(Items from an interface collection)
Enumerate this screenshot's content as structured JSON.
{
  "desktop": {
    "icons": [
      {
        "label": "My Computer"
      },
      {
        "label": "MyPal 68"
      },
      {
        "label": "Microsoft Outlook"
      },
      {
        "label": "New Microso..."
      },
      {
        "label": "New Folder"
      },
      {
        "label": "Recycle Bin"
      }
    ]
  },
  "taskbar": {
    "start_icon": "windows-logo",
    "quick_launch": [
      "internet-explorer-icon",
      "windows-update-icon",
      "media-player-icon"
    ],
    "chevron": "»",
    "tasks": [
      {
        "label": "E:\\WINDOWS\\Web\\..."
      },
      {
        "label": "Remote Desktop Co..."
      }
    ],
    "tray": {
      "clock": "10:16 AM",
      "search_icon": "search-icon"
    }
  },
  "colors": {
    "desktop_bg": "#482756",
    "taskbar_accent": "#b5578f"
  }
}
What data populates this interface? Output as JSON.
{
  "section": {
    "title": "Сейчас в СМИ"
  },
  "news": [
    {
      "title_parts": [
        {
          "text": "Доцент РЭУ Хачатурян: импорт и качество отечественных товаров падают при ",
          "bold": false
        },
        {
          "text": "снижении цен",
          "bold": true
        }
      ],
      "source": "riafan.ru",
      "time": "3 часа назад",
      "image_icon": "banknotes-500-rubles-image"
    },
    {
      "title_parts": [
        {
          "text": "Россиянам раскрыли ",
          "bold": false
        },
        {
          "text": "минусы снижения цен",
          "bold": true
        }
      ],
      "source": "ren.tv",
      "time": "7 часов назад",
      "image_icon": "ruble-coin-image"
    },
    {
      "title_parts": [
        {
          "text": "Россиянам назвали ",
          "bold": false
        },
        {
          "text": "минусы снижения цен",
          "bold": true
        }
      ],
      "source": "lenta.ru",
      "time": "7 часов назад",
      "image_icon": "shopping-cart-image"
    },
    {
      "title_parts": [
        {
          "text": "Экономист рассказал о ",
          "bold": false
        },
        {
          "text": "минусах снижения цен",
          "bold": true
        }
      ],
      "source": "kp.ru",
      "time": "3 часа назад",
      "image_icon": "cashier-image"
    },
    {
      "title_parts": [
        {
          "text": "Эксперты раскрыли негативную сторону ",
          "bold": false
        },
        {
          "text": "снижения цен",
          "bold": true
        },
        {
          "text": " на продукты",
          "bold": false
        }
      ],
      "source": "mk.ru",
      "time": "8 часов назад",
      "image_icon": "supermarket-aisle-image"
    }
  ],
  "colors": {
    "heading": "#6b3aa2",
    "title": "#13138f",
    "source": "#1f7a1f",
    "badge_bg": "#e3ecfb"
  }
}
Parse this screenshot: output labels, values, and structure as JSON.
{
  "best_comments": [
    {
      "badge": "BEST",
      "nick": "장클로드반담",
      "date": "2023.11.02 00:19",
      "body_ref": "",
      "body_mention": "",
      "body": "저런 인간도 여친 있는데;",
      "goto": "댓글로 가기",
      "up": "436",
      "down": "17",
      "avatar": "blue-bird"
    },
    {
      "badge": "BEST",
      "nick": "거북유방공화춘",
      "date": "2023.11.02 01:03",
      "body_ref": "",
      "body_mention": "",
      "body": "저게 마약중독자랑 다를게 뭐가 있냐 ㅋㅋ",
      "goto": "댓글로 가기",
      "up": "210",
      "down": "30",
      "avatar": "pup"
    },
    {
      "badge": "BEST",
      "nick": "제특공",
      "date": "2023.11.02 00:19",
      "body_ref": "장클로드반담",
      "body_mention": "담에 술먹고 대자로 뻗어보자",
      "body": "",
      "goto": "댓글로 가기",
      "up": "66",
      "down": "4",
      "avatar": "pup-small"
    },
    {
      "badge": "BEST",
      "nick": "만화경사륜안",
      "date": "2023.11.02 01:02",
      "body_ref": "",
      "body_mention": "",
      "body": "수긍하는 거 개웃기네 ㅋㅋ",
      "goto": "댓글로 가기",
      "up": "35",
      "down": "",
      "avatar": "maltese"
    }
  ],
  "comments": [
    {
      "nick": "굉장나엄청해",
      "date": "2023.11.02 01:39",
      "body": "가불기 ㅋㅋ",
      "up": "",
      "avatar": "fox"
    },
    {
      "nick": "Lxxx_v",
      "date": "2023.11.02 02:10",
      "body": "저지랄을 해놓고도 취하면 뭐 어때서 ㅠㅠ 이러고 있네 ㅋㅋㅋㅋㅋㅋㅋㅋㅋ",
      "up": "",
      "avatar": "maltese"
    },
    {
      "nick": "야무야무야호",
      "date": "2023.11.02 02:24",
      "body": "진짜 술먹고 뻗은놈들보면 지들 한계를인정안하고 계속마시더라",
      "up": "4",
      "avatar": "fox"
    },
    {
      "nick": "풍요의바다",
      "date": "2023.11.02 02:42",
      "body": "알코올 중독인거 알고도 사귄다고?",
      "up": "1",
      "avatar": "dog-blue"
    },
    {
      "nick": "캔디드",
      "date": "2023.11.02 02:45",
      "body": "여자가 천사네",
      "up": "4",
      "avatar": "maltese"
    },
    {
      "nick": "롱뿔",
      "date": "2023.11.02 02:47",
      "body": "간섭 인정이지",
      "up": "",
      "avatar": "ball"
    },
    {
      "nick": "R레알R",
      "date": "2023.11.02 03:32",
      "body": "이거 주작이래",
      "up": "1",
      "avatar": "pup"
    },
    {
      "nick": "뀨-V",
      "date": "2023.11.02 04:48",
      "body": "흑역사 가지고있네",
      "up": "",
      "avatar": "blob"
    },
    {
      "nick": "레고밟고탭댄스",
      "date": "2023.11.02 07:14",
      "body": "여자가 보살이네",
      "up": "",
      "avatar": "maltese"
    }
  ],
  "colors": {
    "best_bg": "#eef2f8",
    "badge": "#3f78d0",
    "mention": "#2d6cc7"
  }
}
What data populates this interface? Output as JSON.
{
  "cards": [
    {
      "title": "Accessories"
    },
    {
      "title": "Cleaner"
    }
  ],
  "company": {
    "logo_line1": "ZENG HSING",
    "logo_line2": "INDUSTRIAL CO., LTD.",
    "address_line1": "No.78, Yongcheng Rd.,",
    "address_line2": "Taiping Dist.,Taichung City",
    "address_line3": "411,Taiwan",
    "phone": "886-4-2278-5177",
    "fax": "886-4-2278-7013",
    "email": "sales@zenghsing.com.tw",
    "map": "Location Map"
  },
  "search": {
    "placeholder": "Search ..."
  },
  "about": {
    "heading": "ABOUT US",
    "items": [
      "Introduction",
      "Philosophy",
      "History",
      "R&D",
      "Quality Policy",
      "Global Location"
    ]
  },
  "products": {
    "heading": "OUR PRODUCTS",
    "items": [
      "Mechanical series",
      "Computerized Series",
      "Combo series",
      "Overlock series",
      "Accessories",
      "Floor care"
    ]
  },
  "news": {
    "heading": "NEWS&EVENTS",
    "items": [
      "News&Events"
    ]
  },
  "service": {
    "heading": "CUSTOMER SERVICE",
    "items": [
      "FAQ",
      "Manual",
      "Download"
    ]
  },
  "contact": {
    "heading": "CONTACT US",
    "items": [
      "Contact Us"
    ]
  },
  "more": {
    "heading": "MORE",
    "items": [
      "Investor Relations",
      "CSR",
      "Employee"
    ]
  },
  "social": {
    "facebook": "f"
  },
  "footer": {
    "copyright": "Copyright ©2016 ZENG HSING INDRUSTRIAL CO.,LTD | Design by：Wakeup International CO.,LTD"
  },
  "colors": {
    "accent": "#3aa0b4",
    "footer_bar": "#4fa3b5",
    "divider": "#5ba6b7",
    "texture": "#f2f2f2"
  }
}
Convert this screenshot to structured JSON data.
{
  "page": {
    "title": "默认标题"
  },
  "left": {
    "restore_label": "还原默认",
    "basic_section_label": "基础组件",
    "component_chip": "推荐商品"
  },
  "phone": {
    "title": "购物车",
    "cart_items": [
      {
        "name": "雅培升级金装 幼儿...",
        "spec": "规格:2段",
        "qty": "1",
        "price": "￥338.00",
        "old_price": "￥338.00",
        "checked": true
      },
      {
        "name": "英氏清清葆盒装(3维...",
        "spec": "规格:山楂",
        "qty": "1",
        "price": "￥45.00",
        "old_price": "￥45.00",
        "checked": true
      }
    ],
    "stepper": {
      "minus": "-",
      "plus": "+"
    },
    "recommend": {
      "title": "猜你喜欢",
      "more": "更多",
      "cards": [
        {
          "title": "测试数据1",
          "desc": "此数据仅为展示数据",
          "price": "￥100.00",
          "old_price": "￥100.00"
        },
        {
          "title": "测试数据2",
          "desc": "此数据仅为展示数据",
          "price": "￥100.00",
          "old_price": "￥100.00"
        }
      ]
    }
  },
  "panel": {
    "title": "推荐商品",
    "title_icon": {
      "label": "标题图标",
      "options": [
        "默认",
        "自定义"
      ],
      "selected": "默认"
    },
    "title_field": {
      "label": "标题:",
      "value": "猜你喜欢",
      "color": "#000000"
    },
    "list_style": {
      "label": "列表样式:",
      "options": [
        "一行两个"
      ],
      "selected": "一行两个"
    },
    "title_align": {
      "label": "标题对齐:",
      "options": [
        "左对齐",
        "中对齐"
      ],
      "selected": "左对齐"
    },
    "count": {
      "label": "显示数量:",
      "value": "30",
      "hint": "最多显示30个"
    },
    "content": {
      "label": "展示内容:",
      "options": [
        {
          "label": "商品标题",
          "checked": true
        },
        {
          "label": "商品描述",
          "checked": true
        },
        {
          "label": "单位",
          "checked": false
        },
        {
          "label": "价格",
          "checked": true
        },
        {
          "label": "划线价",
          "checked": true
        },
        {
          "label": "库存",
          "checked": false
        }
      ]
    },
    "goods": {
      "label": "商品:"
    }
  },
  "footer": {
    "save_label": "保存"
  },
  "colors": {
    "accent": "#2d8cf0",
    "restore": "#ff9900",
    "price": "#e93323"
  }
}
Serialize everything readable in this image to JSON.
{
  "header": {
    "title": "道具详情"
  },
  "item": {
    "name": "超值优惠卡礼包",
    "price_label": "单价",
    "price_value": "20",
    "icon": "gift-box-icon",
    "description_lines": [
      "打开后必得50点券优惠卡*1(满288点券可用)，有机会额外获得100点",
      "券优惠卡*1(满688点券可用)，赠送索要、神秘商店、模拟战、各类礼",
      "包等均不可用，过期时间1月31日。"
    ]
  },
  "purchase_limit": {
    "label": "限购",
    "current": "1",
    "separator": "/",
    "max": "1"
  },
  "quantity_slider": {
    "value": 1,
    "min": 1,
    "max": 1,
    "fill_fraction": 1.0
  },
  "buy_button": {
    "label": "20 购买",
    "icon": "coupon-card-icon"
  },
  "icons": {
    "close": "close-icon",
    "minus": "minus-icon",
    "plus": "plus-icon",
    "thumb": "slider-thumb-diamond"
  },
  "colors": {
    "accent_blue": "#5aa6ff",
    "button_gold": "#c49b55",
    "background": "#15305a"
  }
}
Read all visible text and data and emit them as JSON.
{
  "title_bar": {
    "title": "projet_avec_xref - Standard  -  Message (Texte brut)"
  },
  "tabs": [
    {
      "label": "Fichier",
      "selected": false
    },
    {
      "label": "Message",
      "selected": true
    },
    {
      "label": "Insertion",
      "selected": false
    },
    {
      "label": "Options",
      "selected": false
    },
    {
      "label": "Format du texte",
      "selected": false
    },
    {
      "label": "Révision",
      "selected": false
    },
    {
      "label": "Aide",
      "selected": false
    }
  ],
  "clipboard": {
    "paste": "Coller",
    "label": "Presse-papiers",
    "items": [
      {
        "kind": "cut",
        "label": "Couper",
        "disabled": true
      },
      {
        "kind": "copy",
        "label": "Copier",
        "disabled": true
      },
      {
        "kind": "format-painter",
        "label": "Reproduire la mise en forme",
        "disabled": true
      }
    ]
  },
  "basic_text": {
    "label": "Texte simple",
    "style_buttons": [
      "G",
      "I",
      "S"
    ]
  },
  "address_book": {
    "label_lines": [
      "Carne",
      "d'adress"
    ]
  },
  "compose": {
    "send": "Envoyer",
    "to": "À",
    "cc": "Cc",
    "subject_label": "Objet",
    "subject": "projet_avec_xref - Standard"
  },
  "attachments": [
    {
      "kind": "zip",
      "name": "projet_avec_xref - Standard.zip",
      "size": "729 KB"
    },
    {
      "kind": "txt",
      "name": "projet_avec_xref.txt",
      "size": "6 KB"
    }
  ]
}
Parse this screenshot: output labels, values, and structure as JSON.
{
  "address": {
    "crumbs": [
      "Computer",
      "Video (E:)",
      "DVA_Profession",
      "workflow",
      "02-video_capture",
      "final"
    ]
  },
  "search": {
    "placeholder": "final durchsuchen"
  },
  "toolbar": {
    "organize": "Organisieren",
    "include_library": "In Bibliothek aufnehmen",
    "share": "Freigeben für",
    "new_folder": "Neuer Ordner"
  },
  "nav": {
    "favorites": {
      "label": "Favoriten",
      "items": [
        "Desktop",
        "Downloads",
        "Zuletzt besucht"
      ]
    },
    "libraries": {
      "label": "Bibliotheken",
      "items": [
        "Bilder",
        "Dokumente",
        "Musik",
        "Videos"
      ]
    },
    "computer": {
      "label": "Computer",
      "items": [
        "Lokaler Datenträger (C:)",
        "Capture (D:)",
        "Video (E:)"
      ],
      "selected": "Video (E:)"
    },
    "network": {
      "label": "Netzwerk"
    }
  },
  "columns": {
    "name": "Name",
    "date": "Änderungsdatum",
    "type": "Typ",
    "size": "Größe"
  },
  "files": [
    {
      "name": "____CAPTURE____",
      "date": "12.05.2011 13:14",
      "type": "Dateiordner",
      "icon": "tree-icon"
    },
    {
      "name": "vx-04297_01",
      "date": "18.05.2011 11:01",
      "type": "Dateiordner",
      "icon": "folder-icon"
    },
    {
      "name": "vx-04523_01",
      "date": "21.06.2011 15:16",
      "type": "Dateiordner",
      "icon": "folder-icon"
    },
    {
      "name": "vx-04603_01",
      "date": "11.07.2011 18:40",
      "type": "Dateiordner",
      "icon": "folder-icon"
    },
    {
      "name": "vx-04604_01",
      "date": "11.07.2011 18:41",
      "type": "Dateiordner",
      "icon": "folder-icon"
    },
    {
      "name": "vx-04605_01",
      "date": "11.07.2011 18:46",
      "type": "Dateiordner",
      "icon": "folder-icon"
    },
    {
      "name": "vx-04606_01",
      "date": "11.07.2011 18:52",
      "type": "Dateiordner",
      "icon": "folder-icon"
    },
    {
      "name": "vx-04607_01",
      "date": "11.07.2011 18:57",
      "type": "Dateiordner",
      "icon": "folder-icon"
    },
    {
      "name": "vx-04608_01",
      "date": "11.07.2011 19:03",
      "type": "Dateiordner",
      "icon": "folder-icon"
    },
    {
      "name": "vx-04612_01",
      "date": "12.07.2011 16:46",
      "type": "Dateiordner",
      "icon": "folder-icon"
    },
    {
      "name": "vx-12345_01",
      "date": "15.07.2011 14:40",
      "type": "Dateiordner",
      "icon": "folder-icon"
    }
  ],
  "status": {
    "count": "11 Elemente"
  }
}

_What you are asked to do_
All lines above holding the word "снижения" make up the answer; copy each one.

_Answer below_
          "text": "минусы снижения цен",
          "text": "минусы снижения цен",
          "text": "минусах снижения цен",
          "text": "снижения цен",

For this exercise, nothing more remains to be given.